# Data for this task
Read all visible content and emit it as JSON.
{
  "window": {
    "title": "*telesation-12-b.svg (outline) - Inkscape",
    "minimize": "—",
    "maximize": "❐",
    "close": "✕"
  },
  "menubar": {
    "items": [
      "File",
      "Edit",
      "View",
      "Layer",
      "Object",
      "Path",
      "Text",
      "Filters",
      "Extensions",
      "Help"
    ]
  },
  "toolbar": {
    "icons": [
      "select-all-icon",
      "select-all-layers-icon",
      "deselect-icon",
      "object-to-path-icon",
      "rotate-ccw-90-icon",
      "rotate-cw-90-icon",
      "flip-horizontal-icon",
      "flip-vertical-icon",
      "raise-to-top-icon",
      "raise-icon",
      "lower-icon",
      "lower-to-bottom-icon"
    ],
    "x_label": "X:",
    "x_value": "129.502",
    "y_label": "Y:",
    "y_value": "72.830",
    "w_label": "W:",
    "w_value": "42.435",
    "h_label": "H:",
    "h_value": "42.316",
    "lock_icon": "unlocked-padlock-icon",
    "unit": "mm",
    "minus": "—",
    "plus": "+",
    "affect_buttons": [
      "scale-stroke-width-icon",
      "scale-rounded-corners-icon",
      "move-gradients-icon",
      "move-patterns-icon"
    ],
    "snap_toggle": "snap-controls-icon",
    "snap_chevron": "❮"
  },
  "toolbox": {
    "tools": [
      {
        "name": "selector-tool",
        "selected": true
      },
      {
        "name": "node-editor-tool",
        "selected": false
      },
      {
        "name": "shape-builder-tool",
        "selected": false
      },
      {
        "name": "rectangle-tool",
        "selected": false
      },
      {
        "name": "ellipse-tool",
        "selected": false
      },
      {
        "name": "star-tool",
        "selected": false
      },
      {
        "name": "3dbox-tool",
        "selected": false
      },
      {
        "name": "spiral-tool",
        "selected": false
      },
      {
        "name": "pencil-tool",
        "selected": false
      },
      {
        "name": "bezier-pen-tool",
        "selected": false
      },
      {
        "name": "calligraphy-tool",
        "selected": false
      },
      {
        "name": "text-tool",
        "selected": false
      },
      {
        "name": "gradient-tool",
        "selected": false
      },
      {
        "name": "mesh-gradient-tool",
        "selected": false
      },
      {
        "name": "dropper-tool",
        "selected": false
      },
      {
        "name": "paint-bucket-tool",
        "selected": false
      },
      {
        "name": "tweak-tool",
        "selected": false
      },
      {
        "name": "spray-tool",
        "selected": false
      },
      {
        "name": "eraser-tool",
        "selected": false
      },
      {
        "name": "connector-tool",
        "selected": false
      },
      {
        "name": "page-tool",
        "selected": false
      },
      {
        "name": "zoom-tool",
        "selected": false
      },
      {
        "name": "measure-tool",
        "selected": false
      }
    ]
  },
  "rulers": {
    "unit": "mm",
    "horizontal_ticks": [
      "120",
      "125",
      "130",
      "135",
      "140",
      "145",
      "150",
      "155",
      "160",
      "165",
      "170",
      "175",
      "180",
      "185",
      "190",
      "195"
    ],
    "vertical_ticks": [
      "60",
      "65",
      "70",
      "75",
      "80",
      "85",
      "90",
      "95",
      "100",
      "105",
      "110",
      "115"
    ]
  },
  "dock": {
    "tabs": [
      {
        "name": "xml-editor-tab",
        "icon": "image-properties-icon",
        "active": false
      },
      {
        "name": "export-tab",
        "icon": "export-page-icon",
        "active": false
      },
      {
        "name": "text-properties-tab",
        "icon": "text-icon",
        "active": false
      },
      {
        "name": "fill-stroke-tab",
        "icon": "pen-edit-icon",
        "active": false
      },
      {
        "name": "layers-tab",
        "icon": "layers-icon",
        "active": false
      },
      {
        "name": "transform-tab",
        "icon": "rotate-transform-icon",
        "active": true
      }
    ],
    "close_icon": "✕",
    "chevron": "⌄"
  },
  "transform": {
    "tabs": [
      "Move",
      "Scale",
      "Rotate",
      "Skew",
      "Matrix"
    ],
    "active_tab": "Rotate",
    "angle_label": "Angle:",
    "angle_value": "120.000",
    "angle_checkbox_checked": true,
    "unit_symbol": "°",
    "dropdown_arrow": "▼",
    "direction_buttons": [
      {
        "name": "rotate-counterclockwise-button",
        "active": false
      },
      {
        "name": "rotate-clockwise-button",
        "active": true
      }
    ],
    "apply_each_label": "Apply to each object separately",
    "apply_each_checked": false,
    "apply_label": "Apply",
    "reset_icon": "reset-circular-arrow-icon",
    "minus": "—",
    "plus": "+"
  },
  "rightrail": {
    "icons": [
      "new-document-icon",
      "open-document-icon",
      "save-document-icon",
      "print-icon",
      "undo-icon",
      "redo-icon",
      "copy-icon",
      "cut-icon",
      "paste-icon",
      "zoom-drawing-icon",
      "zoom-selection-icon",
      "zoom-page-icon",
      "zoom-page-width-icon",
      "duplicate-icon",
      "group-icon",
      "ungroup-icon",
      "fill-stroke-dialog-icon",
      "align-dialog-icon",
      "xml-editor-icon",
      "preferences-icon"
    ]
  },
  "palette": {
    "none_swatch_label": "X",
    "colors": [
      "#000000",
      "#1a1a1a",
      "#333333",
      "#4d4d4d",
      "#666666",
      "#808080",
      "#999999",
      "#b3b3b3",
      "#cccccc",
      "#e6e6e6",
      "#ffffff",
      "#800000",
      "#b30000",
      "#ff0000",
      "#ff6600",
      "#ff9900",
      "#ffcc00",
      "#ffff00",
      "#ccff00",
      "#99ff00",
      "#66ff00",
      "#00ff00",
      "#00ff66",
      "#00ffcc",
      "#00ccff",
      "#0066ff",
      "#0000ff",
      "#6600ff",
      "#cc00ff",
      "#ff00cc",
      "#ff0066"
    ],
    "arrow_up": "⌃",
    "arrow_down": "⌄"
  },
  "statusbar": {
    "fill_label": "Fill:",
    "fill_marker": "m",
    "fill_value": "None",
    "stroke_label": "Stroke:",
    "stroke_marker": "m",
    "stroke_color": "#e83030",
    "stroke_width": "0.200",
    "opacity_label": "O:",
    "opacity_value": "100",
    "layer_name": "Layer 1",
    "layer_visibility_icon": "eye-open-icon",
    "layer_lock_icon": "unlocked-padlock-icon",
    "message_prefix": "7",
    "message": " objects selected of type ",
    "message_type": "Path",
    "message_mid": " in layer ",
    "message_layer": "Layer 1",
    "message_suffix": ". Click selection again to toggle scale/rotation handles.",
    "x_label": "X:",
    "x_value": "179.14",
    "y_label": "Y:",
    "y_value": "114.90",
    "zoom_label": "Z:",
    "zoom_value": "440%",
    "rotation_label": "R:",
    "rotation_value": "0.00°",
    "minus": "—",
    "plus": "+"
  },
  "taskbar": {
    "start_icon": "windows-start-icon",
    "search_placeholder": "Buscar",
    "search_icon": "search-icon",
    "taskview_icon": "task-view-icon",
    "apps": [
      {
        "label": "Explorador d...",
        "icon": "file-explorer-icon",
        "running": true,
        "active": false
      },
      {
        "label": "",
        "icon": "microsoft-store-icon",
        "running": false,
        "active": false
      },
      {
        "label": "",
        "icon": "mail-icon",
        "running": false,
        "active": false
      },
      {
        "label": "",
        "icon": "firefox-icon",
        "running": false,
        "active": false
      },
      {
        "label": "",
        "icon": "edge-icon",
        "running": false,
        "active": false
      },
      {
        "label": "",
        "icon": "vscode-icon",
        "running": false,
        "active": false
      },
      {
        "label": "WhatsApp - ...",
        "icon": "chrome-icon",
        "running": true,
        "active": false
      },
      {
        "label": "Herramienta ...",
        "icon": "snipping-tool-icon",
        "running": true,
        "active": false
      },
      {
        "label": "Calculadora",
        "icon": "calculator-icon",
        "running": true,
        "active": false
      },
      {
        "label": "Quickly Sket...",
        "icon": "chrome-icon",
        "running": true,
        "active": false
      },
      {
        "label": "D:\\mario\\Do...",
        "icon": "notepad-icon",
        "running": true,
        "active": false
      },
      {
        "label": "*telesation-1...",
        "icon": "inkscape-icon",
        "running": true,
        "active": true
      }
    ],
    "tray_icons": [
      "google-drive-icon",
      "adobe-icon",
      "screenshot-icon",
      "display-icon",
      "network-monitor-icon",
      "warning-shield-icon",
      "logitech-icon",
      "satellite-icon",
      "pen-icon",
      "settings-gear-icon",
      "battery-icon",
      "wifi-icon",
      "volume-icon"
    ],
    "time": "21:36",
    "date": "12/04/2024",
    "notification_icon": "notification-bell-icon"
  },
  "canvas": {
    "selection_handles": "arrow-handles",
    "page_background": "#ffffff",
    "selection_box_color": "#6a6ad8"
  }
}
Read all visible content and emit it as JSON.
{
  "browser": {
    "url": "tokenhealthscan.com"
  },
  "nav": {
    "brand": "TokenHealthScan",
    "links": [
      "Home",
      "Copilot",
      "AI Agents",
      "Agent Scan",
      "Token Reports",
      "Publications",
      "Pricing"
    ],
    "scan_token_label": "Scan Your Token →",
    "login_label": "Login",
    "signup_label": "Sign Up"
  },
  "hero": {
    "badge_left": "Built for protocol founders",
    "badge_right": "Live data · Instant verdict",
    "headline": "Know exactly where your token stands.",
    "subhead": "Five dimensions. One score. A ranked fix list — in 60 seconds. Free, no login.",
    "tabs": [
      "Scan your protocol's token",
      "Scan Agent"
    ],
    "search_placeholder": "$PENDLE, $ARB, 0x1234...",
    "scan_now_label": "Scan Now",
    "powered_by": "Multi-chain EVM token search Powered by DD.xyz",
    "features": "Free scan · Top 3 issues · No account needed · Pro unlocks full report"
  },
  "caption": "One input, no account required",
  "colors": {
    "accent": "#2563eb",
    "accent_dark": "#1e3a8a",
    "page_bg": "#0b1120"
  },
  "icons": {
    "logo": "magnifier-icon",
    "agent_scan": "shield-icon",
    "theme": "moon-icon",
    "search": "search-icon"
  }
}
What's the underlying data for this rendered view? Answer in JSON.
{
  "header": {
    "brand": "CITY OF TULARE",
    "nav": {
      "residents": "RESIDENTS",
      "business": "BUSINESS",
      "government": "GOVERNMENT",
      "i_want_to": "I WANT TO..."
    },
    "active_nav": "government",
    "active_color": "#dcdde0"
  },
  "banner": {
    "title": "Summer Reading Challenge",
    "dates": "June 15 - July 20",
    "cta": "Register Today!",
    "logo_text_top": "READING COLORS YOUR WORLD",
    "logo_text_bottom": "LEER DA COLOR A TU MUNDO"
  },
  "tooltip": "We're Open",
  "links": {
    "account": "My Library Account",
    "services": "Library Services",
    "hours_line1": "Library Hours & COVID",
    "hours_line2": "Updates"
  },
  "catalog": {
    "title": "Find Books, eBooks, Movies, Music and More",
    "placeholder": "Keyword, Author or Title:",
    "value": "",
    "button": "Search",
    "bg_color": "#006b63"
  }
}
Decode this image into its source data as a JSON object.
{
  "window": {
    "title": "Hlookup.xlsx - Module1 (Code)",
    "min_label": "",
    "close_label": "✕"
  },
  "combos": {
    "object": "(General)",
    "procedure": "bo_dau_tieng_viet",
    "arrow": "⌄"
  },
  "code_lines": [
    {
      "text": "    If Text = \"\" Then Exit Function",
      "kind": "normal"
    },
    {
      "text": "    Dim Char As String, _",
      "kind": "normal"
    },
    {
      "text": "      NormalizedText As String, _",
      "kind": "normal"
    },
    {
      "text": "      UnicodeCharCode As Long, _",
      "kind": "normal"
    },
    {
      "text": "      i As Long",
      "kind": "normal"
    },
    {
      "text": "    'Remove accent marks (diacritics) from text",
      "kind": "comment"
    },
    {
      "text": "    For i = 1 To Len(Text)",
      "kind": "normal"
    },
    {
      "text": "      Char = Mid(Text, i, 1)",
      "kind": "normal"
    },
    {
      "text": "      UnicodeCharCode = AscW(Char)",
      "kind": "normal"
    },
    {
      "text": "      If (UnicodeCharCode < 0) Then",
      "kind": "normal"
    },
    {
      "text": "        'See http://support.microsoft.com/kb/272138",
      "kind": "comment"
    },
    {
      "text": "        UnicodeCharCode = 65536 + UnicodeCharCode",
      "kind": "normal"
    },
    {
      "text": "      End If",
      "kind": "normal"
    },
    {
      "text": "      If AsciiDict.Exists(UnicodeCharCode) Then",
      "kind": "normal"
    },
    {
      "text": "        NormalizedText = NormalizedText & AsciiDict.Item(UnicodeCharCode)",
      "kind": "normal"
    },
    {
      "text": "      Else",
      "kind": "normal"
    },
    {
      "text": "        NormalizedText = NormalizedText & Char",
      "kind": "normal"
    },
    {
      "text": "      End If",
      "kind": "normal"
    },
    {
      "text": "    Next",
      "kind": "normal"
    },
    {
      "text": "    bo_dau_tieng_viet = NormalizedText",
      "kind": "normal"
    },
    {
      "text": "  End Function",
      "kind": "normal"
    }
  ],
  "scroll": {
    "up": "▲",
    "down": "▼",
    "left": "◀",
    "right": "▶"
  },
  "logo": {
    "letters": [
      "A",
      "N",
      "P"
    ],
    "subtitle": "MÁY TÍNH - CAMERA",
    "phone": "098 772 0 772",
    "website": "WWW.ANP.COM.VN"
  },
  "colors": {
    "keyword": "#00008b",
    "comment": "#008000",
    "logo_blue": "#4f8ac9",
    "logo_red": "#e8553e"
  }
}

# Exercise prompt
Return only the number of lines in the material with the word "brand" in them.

# Response
2